What to produce:
For this exercise, copy all the data exactly and include none of the pictures.

The data:
______________________________
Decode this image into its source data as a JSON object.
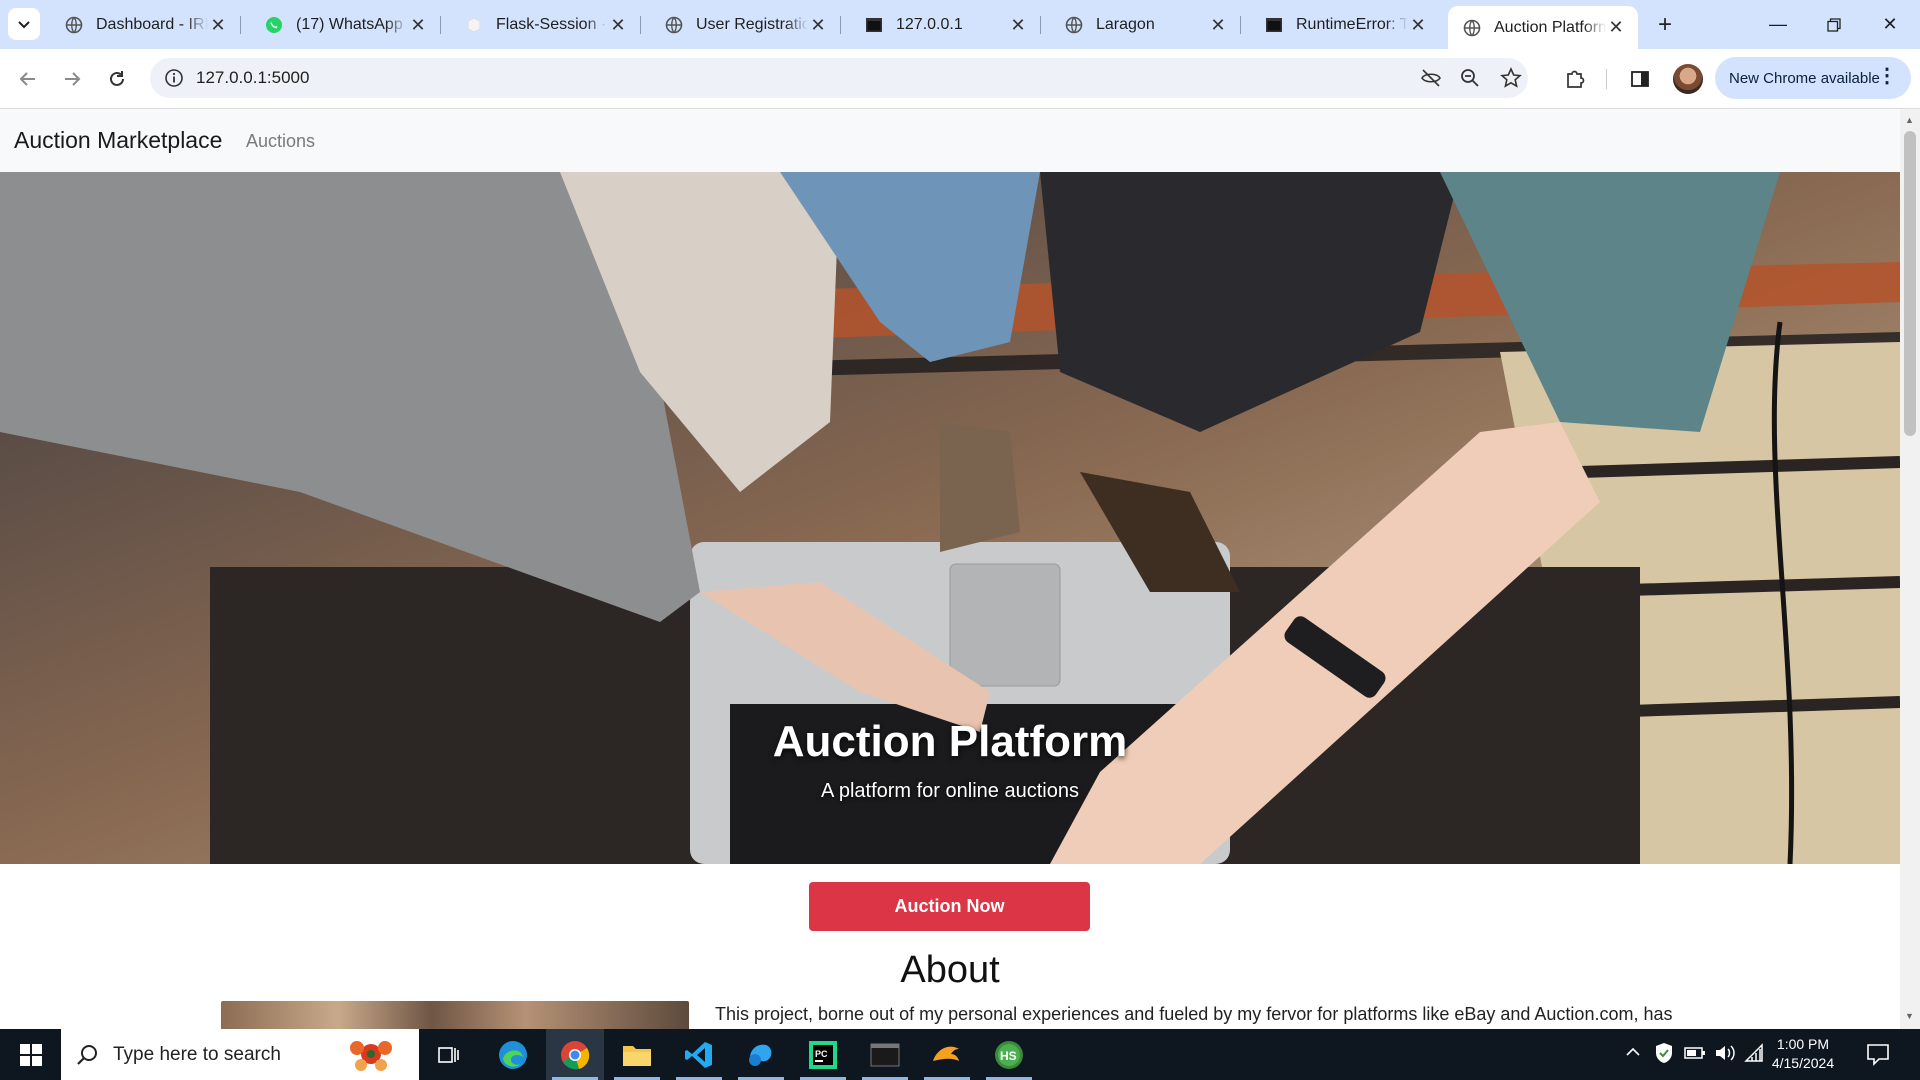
{
  "tabs": [
    {
      "title": "Dashboard - IRIS",
      "icon": "globe-icon"
    },
    {
      "title": "(17) WhatsApp",
      "icon": "whatsapp-icon"
    },
    {
      "title": "Flask-Session · PyPI",
      "icon": "pypi-icon"
    },
    {
      "title": "User Registration",
      "icon": "globe-icon"
    },
    {
      "title": "127.0.0.1",
      "icon": "terminal-icon"
    },
    {
      "title": "Laragon",
      "icon": "globe-icon"
    },
    {
      "title": "RuntimeError: The",
      "icon": "terminal-icon"
    },
    {
      "title": "Auction Platform",
      "icon": "globe-icon",
      "active": true
    }
  ],
  "toolbar": {
    "url": "127.0.0.1:5000",
    "new_chrome": "New Chrome available"
  },
  "page": {
    "brand": "Auction Marketplace",
    "nav_link": "Auctions",
    "hero_title": "Auction Platform",
    "hero_subtitle": "A platform for online auctions",
    "cta": "Auction Now",
    "about_heading": "About",
    "about_text": "This project, borne out of my personal experiences and fueled by my fervor for platforms like eBay and Auction.com, has"
  },
  "taskbar": {
    "search_placeholder": "Type here to search",
    "time": "1:00 PM",
    "date": "4/15/2024"
  },
  "colors": {
    "accent": "#dc3545",
    "tabstrip": "#d3e3fd",
    "taskbar": "#0e1620"
  }
}
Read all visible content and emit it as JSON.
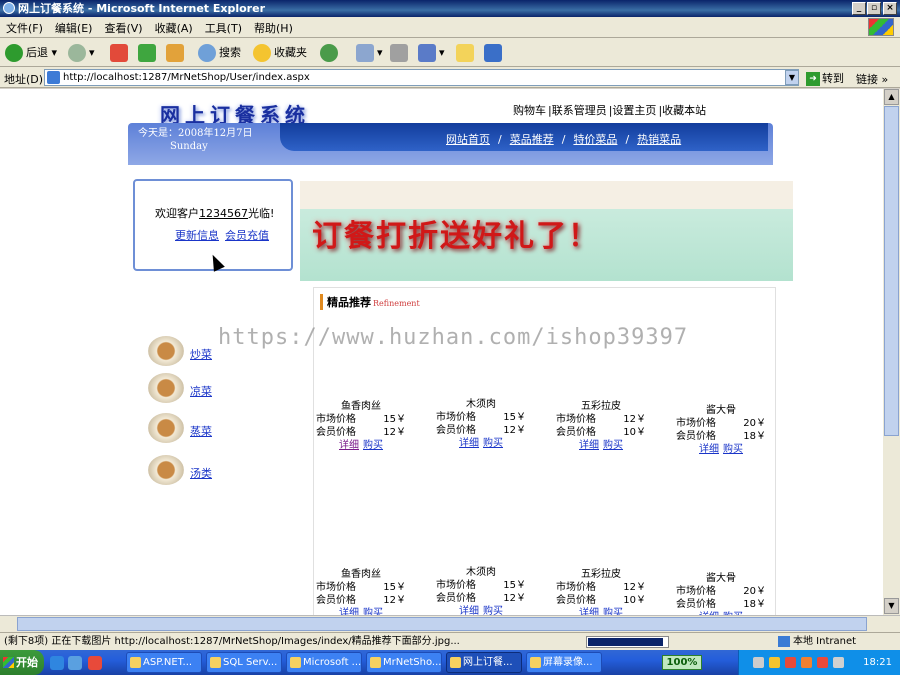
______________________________
Answer for the task:
Decode this image into its source data as a JSON object.
{
  "tabs": [
    {
      "title": "Dashboard - IRIS",
      "icon": "globe-icon"
    },
    {
      "title": "(17) WhatsApp",
      "icon": "whatsapp-icon"
    },
    {
      "title": "Flask-Session · PyPI",
      "icon": "pypi-icon"
    },
    {
      "title": "User Registration",
      "icon": "globe-icon"
    },
    {
      "title": "127.0.0.1",
      "icon": "terminal-icon"
    },
    {
      "title": "Laragon",
      "icon": "globe-icon"
    },
    {
      "title": "RuntimeError: The",
      "icon": "terminal-icon"
    },
    {
      "title": "Auction Platform",
      "icon": "globe-icon",
      "active": true
    }
  ],
  "toolbar": {
    "url": "127.0.0.1:5000",
    "new_chrome": "New Chrome available"
  },
  "page": {
    "brand": "Auction Marketplace",
    "nav_link": "Auctions",
    "hero_title": "Auction Platform",
    "hero_subtitle": "A platform for online auctions",
    "cta": "Auction Now",
    "about_heading": "About",
    "about_text": "This project, borne out of my personal experiences and fueled by my fervor for platforms like eBay and Auction.com, has"
  },
  "taskbar": {
    "search_placeholder": "Type here to search",
    "time": "1:00 PM",
    "date": "4/15/2024"
  },
  "colors": {
    "accent": "#dc3545",
    "tabstrip": "#d3e3fd",
    "taskbar": "#0e1620"
  }
}
Read all visible content and emit it as JSON.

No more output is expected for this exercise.